[SOURCE DATA Boundary: Start]

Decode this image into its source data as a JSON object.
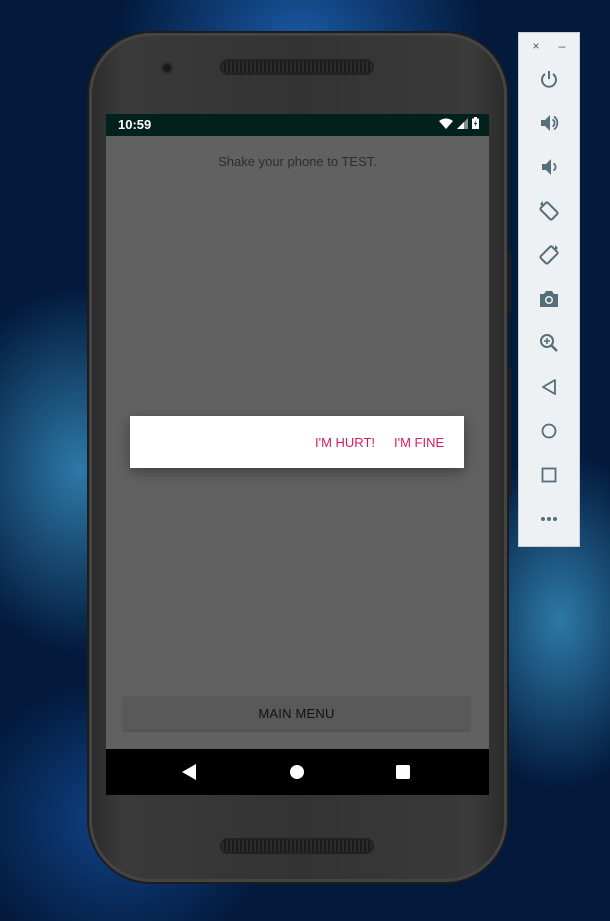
{
  "status_bar": {
    "time": "10:59",
    "icons": [
      "wifi-icon",
      "signal-icon",
      "battery-icon"
    ]
  },
  "app": {
    "instruction": "Shake your phone to TEST.",
    "main_menu_label": "MAIN MENU"
  },
  "dialog": {
    "hurt_label": "I'M HURT!",
    "fine_label": "I'M FINE",
    "accent_color": "#d81b60"
  },
  "navigation": {
    "items": [
      "back-icon",
      "home-icon",
      "recents-icon"
    ]
  },
  "emulator_toolbar": {
    "close_label": "×",
    "minimize_label": "–",
    "tools": [
      "power-icon",
      "volume-up-icon",
      "volume-down-icon",
      "rotate-left-icon",
      "rotate-right-icon",
      "camera-icon",
      "zoom-icon",
      "back-icon",
      "home-icon",
      "overview-icon",
      "more-icon"
    ]
  },
  "colors": {
    "status_bar": "#02201c",
    "dim_screen": "#616161",
    "toolbar_icon": "#546e7a"
  }
}
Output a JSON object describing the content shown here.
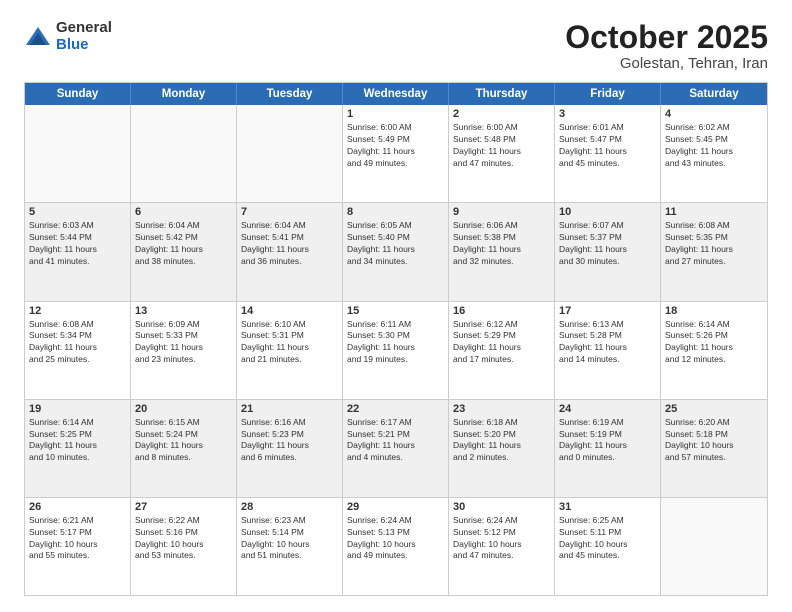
{
  "logo": {
    "general": "General",
    "blue": "Blue"
  },
  "header": {
    "month": "October 2025",
    "location": "Golestan, Tehran, Iran"
  },
  "weekdays": [
    "Sunday",
    "Monday",
    "Tuesday",
    "Wednesday",
    "Thursday",
    "Friday",
    "Saturday"
  ],
  "weeks": [
    [
      {
        "day": "",
        "info": ""
      },
      {
        "day": "",
        "info": ""
      },
      {
        "day": "",
        "info": ""
      },
      {
        "day": "1",
        "info": "Sunrise: 6:00 AM\nSunset: 5:49 PM\nDaylight: 11 hours\nand 49 minutes."
      },
      {
        "day": "2",
        "info": "Sunrise: 6:00 AM\nSunset: 5:48 PM\nDaylight: 11 hours\nand 47 minutes."
      },
      {
        "day": "3",
        "info": "Sunrise: 6:01 AM\nSunset: 5:47 PM\nDaylight: 11 hours\nand 45 minutes."
      },
      {
        "day": "4",
        "info": "Sunrise: 6:02 AM\nSunset: 5:45 PM\nDaylight: 11 hours\nand 43 minutes."
      }
    ],
    [
      {
        "day": "5",
        "info": "Sunrise: 6:03 AM\nSunset: 5:44 PM\nDaylight: 11 hours\nand 41 minutes."
      },
      {
        "day": "6",
        "info": "Sunrise: 6:04 AM\nSunset: 5:42 PM\nDaylight: 11 hours\nand 38 minutes."
      },
      {
        "day": "7",
        "info": "Sunrise: 6:04 AM\nSunset: 5:41 PM\nDaylight: 11 hours\nand 36 minutes."
      },
      {
        "day": "8",
        "info": "Sunrise: 6:05 AM\nSunset: 5:40 PM\nDaylight: 11 hours\nand 34 minutes."
      },
      {
        "day": "9",
        "info": "Sunrise: 6:06 AM\nSunset: 5:38 PM\nDaylight: 11 hours\nand 32 minutes."
      },
      {
        "day": "10",
        "info": "Sunrise: 6:07 AM\nSunset: 5:37 PM\nDaylight: 11 hours\nand 30 minutes."
      },
      {
        "day": "11",
        "info": "Sunrise: 6:08 AM\nSunset: 5:35 PM\nDaylight: 11 hours\nand 27 minutes."
      }
    ],
    [
      {
        "day": "12",
        "info": "Sunrise: 6:08 AM\nSunset: 5:34 PM\nDaylight: 11 hours\nand 25 minutes."
      },
      {
        "day": "13",
        "info": "Sunrise: 6:09 AM\nSunset: 5:33 PM\nDaylight: 11 hours\nand 23 minutes."
      },
      {
        "day": "14",
        "info": "Sunrise: 6:10 AM\nSunset: 5:31 PM\nDaylight: 11 hours\nand 21 minutes."
      },
      {
        "day": "15",
        "info": "Sunrise: 6:11 AM\nSunset: 5:30 PM\nDaylight: 11 hours\nand 19 minutes."
      },
      {
        "day": "16",
        "info": "Sunrise: 6:12 AM\nSunset: 5:29 PM\nDaylight: 11 hours\nand 17 minutes."
      },
      {
        "day": "17",
        "info": "Sunrise: 6:13 AM\nSunset: 5:28 PM\nDaylight: 11 hours\nand 14 minutes."
      },
      {
        "day": "18",
        "info": "Sunrise: 6:14 AM\nSunset: 5:26 PM\nDaylight: 11 hours\nand 12 minutes."
      }
    ],
    [
      {
        "day": "19",
        "info": "Sunrise: 6:14 AM\nSunset: 5:25 PM\nDaylight: 11 hours\nand 10 minutes."
      },
      {
        "day": "20",
        "info": "Sunrise: 6:15 AM\nSunset: 5:24 PM\nDaylight: 11 hours\nand 8 minutes."
      },
      {
        "day": "21",
        "info": "Sunrise: 6:16 AM\nSunset: 5:23 PM\nDaylight: 11 hours\nand 6 minutes."
      },
      {
        "day": "22",
        "info": "Sunrise: 6:17 AM\nSunset: 5:21 PM\nDaylight: 11 hours\nand 4 minutes."
      },
      {
        "day": "23",
        "info": "Sunrise: 6:18 AM\nSunset: 5:20 PM\nDaylight: 11 hours\nand 2 minutes."
      },
      {
        "day": "24",
        "info": "Sunrise: 6:19 AM\nSunset: 5:19 PM\nDaylight: 11 hours\nand 0 minutes."
      },
      {
        "day": "25",
        "info": "Sunrise: 6:20 AM\nSunset: 5:18 PM\nDaylight: 10 hours\nand 57 minutes."
      }
    ],
    [
      {
        "day": "26",
        "info": "Sunrise: 6:21 AM\nSunset: 5:17 PM\nDaylight: 10 hours\nand 55 minutes."
      },
      {
        "day": "27",
        "info": "Sunrise: 6:22 AM\nSunset: 5:16 PM\nDaylight: 10 hours\nand 53 minutes."
      },
      {
        "day": "28",
        "info": "Sunrise: 6:23 AM\nSunset: 5:14 PM\nDaylight: 10 hours\nand 51 minutes."
      },
      {
        "day": "29",
        "info": "Sunrise: 6:24 AM\nSunset: 5:13 PM\nDaylight: 10 hours\nand 49 minutes."
      },
      {
        "day": "30",
        "info": "Sunrise: 6:24 AM\nSunset: 5:12 PM\nDaylight: 10 hours\nand 47 minutes."
      },
      {
        "day": "31",
        "info": "Sunrise: 6:25 AM\nSunset: 5:11 PM\nDaylight: 10 hours\nand 45 minutes."
      },
      {
        "day": "",
        "info": ""
      }
    ]
  ]
}
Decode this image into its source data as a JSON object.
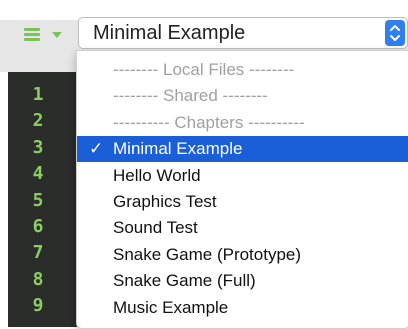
{
  "toolbar": {
    "selected_file": "Minimal Example"
  },
  "line_numbers": [
    "1",
    "2",
    "3",
    "4",
    "5",
    "6",
    "7",
    "8",
    "9"
  ],
  "menu": {
    "items": [
      {
        "label": "-------- Local Files --------",
        "type": "header"
      },
      {
        "label": "-------- Shared --------",
        "type": "header"
      },
      {
        "label": "---------- Chapters ----------",
        "type": "header"
      },
      {
        "label": "Minimal Example",
        "type": "item",
        "selected": true,
        "check": "✓"
      },
      {
        "label": "Hello World",
        "type": "item"
      },
      {
        "label": "Graphics Test",
        "type": "item"
      },
      {
        "label": "Sound Test",
        "type": "item"
      },
      {
        "label": "Snake Game (Prototype)",
        "type": "item"
      },
      {
        "label": "Snake Game (Full)",
        "type": "item"
      },
      {
        "label": "Music Example",
        "type": "item"
      }
    ]
  },
  "colors": {
    "accent": "#1a5fd8",
    "line_number_green": "#8ccd63",
    "editor_bg": "#2b2d2a"
  }
}
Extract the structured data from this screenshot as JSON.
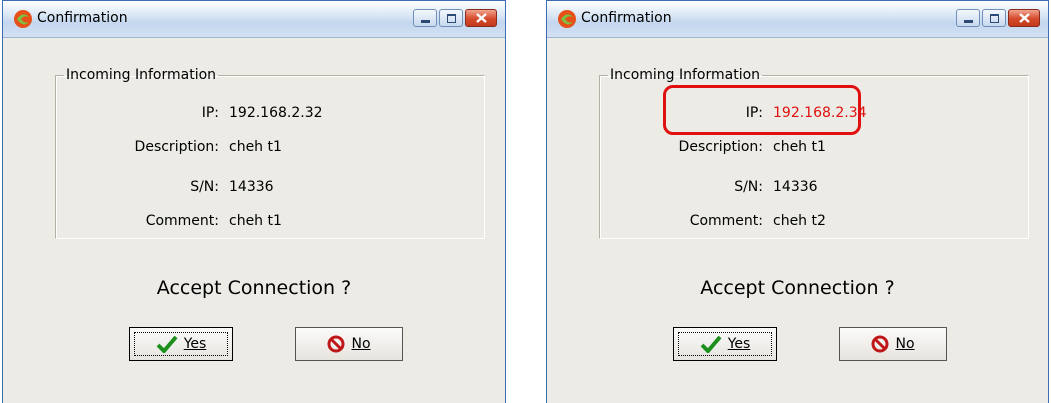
{
  "colors": {
    "highlight_red": "#e11010",
    "ip_changed_red": "#e01010"
  },
  "windows": [
    {
      "title": "Confirmation",
      "group_label": "Incoming Information",
      "fields": [
        {
          "label": "IP:",
          "value": "192.168.2.32"
        },
        {
          "label": "Description:",
          "value": "cheh t1"
        },
        {
          "label": "S/N:",
          "value": "14336"
        },
        {
          "label": "Comment:",
          "value": "cheh t1"
        }
      ],
      "question": "Accept Connection ?",
      "yes_label": "Yes",
      "no_label": "No"
    },
    {
      "title": "Confirmation",
      "group_label": "Incoming Information",
      "fields": [
        {
          "label": "IP:",
          "value": "192.168.2.34"
        },
        {
          "label": "Description:",
          "value": "cheh t1"
        },
        {
          "label": "S/N:",
          "value": "14336"
        },
        {
          "label": "Comment:",
          "value": "cheh t2"
        }
      ],
      "question": "Accept Connection ?",
      "yes_label": "Yes",
      "no_label": "No"
    }
  ]
}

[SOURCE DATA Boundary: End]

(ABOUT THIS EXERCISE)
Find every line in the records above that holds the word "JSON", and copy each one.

(WRITTEN REPLY)
Decode this image into its source data as a JSON object.
Output a JSON object describing the content shown here.
Decode this image into its source data as a JSON object.
Extract the structured data from this screenshot as JSON.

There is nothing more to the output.